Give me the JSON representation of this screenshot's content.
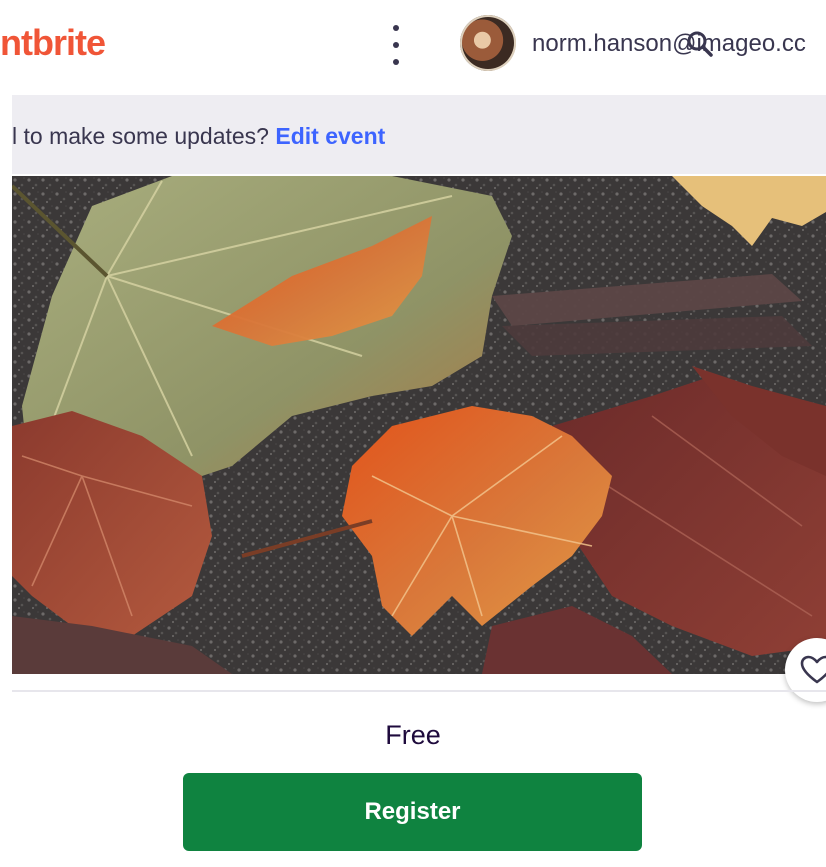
{
  "header": {
    "logo_text": "ntbrite",
    "user_email": "norm.hanson@imageo.cc"
  },
  "banner": {
    "text": "l to make some updates?",
    "link": "Edit event"
  },
  "event": {
    "price": "Free",
    "register_label": "Register"
  },
  "icons": {
    "menu": "kebab-menu-icon",
    "search": "search-icon",
    "favorite": "heart-icon"
  },
  "colors": {
    "brand": "#f05537",
    "link": "#3d64ff",
    "register": "#0f8340",
    "banner_bg": "#eeedf2"
  }
}
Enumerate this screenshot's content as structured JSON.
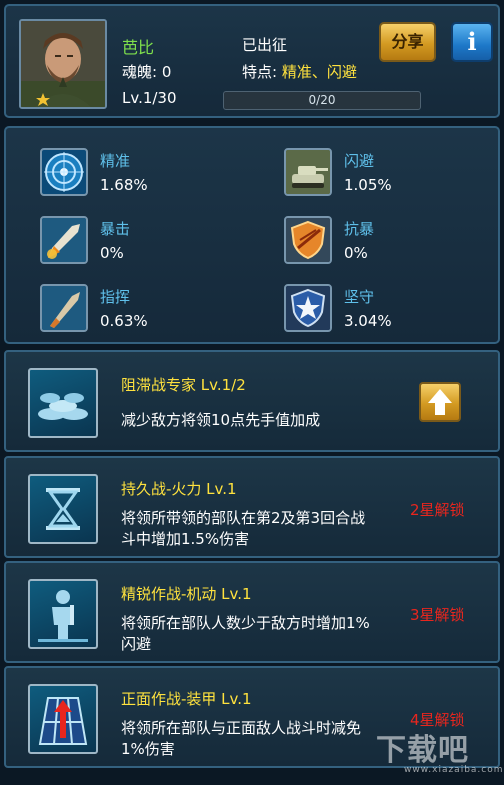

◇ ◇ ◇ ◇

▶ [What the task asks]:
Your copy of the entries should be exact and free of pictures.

▶ [Your solution]:
Give me the JSON representation of this screenshot's content.
{
  "header": {
    "logo_text": "ntbrite",
    "user_email": "norm.hanson@imageo.cc"
  },
  "banner": {
    "text": "l to make some updates?",
    "link": "Edit event"
  },
  "event": {
    "price": "Free",
    "register_label": "Register"
  },
  "icons": {
    "menu": "kebab-menu-icon",
    "search": "search-icon",
    "favorite": "heart-icon"
  },
  "colors": {
    "brand": "#f05537",
    "link": "#3d64ff",
    "register": "#0f8340",
    "banner_bg": "#eeedf2"
  }
}
Enumerate this screenshot's content as structured JSON.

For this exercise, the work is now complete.